▶ [TASK REQUIREMENTS] In the entries below, find each line with the word "undefined" and pull it out.

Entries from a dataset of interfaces
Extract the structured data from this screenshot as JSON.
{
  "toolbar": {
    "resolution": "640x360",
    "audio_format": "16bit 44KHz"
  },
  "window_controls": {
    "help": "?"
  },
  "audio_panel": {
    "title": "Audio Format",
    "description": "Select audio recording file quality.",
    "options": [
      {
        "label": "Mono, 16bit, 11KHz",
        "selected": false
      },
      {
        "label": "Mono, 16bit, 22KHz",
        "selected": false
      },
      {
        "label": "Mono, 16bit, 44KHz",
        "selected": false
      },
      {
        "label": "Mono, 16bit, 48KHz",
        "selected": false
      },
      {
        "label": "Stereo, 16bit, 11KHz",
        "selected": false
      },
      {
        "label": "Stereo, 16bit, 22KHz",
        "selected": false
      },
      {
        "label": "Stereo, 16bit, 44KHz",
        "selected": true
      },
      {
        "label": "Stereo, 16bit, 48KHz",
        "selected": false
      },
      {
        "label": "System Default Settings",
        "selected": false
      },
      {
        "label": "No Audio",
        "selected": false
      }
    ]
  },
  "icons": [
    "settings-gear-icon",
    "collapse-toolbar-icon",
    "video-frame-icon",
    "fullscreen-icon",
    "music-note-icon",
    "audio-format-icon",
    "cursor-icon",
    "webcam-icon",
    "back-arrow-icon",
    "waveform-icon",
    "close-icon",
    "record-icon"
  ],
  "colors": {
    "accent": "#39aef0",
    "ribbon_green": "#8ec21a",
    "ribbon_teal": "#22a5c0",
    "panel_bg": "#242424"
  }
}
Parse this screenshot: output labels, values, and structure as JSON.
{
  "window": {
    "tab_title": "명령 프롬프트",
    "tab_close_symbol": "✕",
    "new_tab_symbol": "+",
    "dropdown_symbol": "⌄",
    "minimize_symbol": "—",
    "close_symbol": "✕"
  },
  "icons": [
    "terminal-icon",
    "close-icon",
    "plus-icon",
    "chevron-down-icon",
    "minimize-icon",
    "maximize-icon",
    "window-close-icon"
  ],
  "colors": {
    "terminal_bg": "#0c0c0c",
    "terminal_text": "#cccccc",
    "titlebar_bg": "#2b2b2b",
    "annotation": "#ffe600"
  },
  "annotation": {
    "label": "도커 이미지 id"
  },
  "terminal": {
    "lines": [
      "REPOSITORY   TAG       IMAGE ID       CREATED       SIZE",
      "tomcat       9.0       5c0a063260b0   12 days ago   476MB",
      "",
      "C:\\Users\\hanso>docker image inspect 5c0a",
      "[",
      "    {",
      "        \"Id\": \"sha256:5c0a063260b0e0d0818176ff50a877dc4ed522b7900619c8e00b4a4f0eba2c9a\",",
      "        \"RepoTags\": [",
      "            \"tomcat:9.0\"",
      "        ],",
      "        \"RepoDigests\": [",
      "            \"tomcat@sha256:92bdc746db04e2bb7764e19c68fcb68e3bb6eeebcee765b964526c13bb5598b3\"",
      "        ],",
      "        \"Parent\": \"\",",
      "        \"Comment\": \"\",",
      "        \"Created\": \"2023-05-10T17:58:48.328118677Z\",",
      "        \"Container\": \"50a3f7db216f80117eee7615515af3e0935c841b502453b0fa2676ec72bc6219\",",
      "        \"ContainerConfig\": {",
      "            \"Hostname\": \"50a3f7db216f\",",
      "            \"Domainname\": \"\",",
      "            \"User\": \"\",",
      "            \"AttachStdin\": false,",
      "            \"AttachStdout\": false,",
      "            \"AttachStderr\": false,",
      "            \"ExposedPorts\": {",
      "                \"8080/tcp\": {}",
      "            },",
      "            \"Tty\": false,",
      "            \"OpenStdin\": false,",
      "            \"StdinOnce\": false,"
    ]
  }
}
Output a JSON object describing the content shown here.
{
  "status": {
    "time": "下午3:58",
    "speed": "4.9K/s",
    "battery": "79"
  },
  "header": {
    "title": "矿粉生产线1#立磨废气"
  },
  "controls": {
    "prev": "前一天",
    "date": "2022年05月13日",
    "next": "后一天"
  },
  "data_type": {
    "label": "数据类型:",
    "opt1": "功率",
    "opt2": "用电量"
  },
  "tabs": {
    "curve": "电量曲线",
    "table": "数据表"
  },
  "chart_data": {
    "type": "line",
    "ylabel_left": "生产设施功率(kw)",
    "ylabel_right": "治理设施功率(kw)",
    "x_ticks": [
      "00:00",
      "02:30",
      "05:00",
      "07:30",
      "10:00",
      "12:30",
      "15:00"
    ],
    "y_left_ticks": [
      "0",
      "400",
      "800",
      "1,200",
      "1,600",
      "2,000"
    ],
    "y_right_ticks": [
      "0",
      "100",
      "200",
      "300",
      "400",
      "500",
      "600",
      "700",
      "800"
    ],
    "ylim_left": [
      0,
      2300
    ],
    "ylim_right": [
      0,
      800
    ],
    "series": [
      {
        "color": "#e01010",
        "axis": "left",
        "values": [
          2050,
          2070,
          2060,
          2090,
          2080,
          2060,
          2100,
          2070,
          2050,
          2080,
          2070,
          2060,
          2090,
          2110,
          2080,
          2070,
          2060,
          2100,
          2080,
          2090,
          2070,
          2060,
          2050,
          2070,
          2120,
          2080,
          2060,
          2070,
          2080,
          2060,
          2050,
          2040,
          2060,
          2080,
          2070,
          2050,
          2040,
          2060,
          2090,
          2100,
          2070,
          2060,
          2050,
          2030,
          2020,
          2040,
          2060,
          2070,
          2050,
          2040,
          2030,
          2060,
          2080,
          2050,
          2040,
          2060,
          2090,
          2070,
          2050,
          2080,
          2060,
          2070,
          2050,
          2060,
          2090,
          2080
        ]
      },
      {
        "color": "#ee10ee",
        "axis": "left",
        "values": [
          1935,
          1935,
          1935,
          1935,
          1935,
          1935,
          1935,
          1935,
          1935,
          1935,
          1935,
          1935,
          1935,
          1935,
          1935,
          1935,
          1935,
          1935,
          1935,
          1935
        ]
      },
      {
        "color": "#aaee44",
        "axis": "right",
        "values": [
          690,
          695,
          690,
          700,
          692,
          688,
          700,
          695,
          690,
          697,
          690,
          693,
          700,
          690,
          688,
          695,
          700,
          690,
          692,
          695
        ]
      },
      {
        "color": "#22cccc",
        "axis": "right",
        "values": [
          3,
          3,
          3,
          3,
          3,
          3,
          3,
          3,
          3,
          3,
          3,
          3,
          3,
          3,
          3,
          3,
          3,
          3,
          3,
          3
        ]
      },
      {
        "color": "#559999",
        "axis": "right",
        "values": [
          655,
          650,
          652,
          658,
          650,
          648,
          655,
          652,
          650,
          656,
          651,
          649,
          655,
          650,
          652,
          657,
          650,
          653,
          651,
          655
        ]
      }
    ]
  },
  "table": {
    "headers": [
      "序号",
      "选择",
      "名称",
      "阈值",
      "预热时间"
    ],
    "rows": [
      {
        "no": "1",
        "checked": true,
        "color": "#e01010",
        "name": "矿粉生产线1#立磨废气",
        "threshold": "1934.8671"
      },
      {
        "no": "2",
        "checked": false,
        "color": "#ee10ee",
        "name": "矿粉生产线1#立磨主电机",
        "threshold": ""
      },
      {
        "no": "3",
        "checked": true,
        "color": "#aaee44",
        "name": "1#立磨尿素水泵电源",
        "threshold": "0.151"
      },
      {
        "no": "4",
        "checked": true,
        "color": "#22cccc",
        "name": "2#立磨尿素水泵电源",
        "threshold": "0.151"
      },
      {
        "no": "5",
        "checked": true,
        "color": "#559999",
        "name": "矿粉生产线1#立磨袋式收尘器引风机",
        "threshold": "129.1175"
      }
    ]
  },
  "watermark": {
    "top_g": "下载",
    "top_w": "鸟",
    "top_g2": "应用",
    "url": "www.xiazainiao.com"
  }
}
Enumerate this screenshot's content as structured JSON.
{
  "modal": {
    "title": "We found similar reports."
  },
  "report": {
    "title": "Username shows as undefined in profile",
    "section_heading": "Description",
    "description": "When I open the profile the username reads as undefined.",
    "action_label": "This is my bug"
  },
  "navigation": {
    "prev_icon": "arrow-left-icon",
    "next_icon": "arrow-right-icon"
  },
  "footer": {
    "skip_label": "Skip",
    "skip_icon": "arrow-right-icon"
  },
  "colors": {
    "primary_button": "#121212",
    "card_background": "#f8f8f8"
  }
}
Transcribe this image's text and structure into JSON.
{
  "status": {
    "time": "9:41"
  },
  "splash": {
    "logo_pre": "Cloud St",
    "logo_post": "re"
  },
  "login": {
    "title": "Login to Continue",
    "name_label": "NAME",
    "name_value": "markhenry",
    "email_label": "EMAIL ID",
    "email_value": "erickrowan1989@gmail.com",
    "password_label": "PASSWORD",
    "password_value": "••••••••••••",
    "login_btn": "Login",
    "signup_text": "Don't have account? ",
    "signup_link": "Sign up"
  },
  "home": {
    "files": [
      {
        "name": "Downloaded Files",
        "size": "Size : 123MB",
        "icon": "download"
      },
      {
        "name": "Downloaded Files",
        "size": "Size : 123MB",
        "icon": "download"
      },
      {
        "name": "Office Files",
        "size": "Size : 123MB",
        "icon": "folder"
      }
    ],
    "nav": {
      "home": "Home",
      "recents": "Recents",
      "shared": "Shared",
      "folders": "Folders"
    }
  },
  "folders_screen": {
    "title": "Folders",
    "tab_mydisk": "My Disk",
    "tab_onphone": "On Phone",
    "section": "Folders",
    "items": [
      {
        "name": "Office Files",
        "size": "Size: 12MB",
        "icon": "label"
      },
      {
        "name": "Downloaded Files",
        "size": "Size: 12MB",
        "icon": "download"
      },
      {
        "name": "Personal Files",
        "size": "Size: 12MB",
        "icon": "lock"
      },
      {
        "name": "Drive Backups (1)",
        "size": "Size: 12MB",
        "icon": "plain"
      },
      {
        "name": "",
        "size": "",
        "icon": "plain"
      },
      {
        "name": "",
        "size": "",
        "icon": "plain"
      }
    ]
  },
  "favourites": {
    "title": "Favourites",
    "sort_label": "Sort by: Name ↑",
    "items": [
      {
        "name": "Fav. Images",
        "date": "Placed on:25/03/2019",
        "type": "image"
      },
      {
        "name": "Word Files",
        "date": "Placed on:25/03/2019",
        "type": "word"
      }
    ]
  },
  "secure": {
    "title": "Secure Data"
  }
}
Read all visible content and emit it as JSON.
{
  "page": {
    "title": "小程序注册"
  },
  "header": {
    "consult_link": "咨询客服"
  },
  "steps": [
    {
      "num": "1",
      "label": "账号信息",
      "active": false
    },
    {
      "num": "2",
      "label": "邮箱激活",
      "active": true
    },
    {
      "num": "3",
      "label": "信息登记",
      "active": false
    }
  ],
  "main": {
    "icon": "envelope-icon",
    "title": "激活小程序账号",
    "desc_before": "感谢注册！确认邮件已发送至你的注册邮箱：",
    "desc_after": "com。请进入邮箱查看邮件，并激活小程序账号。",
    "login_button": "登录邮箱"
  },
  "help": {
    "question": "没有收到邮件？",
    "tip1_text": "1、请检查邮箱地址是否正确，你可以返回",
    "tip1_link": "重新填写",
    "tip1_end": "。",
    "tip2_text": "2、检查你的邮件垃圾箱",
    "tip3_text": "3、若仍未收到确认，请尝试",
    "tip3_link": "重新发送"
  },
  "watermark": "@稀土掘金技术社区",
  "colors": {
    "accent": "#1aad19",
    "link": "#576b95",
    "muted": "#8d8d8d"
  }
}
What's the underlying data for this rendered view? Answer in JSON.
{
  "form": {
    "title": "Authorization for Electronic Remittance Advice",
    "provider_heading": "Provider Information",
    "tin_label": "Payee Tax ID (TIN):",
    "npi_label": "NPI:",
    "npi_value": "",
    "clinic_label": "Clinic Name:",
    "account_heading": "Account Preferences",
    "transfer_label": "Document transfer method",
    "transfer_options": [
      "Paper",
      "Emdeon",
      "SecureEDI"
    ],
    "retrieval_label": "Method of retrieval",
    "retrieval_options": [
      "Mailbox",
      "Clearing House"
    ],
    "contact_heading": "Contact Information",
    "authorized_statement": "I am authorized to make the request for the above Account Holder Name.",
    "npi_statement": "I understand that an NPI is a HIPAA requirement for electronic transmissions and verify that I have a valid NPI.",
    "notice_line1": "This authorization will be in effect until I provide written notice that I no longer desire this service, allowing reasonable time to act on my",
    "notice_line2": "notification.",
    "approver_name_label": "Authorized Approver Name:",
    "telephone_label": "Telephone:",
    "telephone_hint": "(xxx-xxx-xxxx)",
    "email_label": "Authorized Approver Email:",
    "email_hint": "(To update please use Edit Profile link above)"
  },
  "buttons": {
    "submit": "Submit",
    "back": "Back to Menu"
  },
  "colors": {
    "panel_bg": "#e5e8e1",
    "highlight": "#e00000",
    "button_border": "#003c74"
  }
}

▶ [OUTPUT]
    "title": "Username shows as undefined in profile",
    "description": "When I open the profile the username reads as undefined.",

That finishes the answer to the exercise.